- _Task description_: Find every line in the records below that contains the word "field", and copy each such line.

- _Records shown_:
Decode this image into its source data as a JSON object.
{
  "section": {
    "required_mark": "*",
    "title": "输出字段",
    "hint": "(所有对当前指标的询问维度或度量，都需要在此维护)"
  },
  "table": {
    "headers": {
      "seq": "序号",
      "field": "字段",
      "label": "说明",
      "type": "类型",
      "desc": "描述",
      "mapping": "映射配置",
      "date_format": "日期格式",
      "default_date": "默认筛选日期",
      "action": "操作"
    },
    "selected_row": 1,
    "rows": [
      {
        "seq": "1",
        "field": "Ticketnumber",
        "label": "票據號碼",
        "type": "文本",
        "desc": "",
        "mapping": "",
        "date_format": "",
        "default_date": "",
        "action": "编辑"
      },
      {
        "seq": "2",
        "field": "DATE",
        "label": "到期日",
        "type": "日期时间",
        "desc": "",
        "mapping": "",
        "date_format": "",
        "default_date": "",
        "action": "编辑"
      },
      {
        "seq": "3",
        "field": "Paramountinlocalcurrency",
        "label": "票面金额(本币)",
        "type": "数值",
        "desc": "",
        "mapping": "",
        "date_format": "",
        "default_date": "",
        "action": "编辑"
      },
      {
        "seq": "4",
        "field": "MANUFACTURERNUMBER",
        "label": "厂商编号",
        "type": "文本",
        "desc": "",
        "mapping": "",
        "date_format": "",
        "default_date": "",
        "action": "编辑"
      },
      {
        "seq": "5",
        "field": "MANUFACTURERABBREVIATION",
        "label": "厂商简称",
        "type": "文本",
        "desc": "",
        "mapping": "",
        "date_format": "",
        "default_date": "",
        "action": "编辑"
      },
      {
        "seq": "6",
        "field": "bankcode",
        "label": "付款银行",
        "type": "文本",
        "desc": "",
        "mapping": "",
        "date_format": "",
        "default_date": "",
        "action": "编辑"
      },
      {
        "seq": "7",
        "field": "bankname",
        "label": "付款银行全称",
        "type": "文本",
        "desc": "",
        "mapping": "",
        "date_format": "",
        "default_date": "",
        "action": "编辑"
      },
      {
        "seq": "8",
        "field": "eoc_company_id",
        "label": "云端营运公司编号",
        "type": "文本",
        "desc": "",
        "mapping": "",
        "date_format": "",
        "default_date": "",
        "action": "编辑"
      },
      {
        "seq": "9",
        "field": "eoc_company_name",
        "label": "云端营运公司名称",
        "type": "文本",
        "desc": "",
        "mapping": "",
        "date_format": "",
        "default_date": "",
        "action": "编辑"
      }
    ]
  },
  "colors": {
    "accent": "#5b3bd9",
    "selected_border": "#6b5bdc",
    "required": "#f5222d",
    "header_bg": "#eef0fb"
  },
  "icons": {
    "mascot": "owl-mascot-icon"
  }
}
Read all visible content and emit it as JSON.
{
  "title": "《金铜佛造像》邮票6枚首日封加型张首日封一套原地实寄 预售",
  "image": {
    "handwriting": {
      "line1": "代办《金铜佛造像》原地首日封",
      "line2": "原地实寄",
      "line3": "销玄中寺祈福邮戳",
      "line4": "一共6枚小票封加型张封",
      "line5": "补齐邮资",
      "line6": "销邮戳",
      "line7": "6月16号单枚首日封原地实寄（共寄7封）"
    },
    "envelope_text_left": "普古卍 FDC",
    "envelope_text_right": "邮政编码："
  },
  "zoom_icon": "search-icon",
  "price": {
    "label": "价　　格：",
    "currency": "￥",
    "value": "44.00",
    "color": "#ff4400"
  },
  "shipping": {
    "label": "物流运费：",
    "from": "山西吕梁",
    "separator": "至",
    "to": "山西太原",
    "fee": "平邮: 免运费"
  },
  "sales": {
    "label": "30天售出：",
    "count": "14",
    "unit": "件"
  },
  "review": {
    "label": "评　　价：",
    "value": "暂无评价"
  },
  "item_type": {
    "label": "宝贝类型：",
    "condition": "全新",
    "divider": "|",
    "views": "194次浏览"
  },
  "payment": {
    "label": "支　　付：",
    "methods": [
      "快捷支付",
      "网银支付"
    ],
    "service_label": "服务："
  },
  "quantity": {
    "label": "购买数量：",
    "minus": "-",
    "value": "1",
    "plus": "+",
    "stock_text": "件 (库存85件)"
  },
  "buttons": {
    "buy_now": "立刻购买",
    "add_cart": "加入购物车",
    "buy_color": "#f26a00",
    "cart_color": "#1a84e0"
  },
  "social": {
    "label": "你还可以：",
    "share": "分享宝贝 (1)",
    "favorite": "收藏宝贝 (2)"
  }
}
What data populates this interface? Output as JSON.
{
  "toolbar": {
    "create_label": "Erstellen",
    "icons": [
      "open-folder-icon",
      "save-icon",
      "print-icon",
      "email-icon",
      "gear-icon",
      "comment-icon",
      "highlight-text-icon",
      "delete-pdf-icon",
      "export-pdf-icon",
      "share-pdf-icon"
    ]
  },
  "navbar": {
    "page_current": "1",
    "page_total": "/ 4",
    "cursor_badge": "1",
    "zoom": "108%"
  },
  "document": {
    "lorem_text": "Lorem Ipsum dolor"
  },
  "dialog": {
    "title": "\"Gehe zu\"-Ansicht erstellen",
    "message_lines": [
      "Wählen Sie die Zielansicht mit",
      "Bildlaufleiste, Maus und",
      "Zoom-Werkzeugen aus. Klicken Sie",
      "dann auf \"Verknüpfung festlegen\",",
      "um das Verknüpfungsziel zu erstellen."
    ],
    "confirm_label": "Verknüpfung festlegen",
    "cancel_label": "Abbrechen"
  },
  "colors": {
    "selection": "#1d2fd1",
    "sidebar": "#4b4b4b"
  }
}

- _Output for this task_:
      "field": "字段",
        "field": "Ticketnumber",
        "field": "DATE",
        "field": "Paramountinlocalcurrency",
        "field": "MANUFACTURERNUMBER",
        "field": "MANUFACTURERABBREVIATION",
        "field": "bankcode",
        "field": "bankname",
        "field": "eoc_company_id",
        "field": "eoc_company_name",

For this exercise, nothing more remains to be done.